By Rich Miller
Fed and ECB find it difficult to roll back their stimulus
Rates are low, balance sheets big -- and there’s no way out
Central bankers in the U.S. and Europe are reconciling themselves to a new normal of historically low interest rates and bloated balance sheets -- one that Japan has long since gotten used to.
The European Central Bank announced on Thursday that it will keep rates at record lows into next year, and restart a cheap loan program for banks, as a weakening economy derails its plan to withdraw stimulus. The Federal Reserve already put further rate increases on hold in January, and made clear it plans to stop reducing the $4 trillion portfolio of assets it built up fighting the financial crisis a decade ago.

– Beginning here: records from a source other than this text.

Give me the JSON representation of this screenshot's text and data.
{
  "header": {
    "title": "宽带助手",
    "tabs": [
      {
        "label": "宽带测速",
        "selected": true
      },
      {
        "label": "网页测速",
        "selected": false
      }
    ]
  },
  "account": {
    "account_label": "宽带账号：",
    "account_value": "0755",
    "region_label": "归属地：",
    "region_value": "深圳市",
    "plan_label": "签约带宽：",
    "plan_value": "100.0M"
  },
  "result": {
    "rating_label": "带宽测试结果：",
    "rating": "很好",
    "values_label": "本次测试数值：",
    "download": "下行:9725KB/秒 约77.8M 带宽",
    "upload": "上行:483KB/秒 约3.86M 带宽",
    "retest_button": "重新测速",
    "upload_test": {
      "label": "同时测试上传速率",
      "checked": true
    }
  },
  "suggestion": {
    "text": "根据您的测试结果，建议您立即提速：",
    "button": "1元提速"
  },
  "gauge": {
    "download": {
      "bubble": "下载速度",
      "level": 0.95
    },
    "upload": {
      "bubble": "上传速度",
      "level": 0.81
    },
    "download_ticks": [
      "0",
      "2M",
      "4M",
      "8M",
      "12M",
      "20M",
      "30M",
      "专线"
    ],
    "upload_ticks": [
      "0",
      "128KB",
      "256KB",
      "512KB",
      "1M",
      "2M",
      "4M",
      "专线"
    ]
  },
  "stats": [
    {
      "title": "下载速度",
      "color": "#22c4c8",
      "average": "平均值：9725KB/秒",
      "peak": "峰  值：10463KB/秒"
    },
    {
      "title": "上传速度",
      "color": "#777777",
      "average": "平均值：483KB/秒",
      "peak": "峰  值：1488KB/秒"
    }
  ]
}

“The developed world is at risk of mirroring the experience of Japan, whereby the very low equilibrium rate of interest appears to be a semi-permanent feature,’’ former Treasury Secretary Larry Summers and Bank of England Senior Economist Lukasz Rachel wrote in a paper published on Thursday.

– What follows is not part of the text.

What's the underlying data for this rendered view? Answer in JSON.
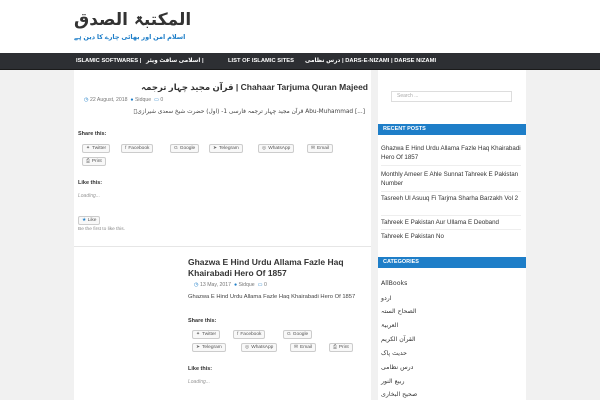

The actions by the ECB and the Fed fanned speculation that the central banks’ efforts to return policy to what formerly would have passed for normal is ending and their next move will be to ease, not tighten, credit.
Policy makers in the U.S. and Europe are grappling with problems that have plagued Japan for decades: slow-growing economies and stubbornly low inflation, brought on by aging populations and lackluster gains in productivity.
Compounding the long-term challenges is an immediate one: a downshift in global growth centered in the manufacturing industry, and driven by concerns over trade frictions and by deleveraging in China.
Central bankers are hoping that the wobble will prove to be temporary -– as has been the case several times since the financial crisis ended in 2009. That would allow them to resume rolling back monetary stimulus.
If not, they will be left with precious little ammunition to fight the next recession, because interest rates will still be so low and balance sheets so big.
The difficulties are most acute in Japan, where rates arrived at zero 20 years ago. The central bank has pushed them into negative territory, and built up a balance sheet that’s bigger than the country’s overall economy –- and still growing.
That’s an ominous portent for the ECB, which said Thursday that it will delay raising its own negative rates at least until next year.
“There’s a strong probability that what happened in Japan two decades ago is currently unfolding in the euro zone,’’ said Andrew Bosomworth, a money manager at Pacific Investment Management Co. “It probably means the Japanification of capital markets -- lower yields for a longer time. Maybe forever.’’
Not Far Enough?
The ECB also slashed its forecast for economic growth this year to 1.1 percent from 1.7 percent, and indicated it won’t meet its target of having inflation below but close to 2 percent until after 2021. It’s a sharp turnabout. Just three months ago, policy makers ended their bond-buying program and expressed hope that the region could be weaned off crisis-era stimulus.
European stocks declined on Thursday as investors fretted that the ECB’s dovish turn didn’t go far enough. The euro sank to its weakest level against the dollar since 2017.
Europe’s central bank can’t manage alone, and its governments need to take budgetary action to boost the economy, according to Angel Ubide, head of economics research for Citadel LLC’s global fixed-income division. “The euro area needs a lot of fiscal stimulus,’’ he told a conference in Washington on March 5.
Fed officials are in much better shape than their counterparts in Europe and Japan. They’ve been able to lift interest rates from record lows and modestly reduce bond holdings.
But even they are having to adjust to what New York Fed President John Williams this week called the “new normal” -– a world where trend economic growth is slower, and interest rates are correspondingly lower.
He put the so-called neutral rate in the U.S. -- the one that neither holds back nor spurs economic growth -- at around 2.5 percent, in line with the Fed’s current target. That’s less than half the 5.25 percent rate going into 2007, before the last recession.
Other major central banks are finding it difficult to stop propping up their economies.
The Bank of Canada this week dialed back its conviction that interest rates will have to go higher, as officials expressed greater uncertainty about the outlook. In Australia, the central bank is under mounting pressure to ease policy in the face of a credit squeeze and tumbling property prices.
“It’s hard to think of a scenario where interest rates would need to go up this year,’’ Reserve Bank of Australia Governor Philip Lowe said on March 5.
At the Bank for International Settlements, the central bankers’ central bank, Claudio Borio says it’s getting harder to see what comes next.
The “monetary tightening process is on pause and has become less predictable,’’ Borio, who’s head of the monetary and economic department, said. “The narrow normalization path is proving to be a winding one.”
— With assistance by Sid Verma, and John Ainger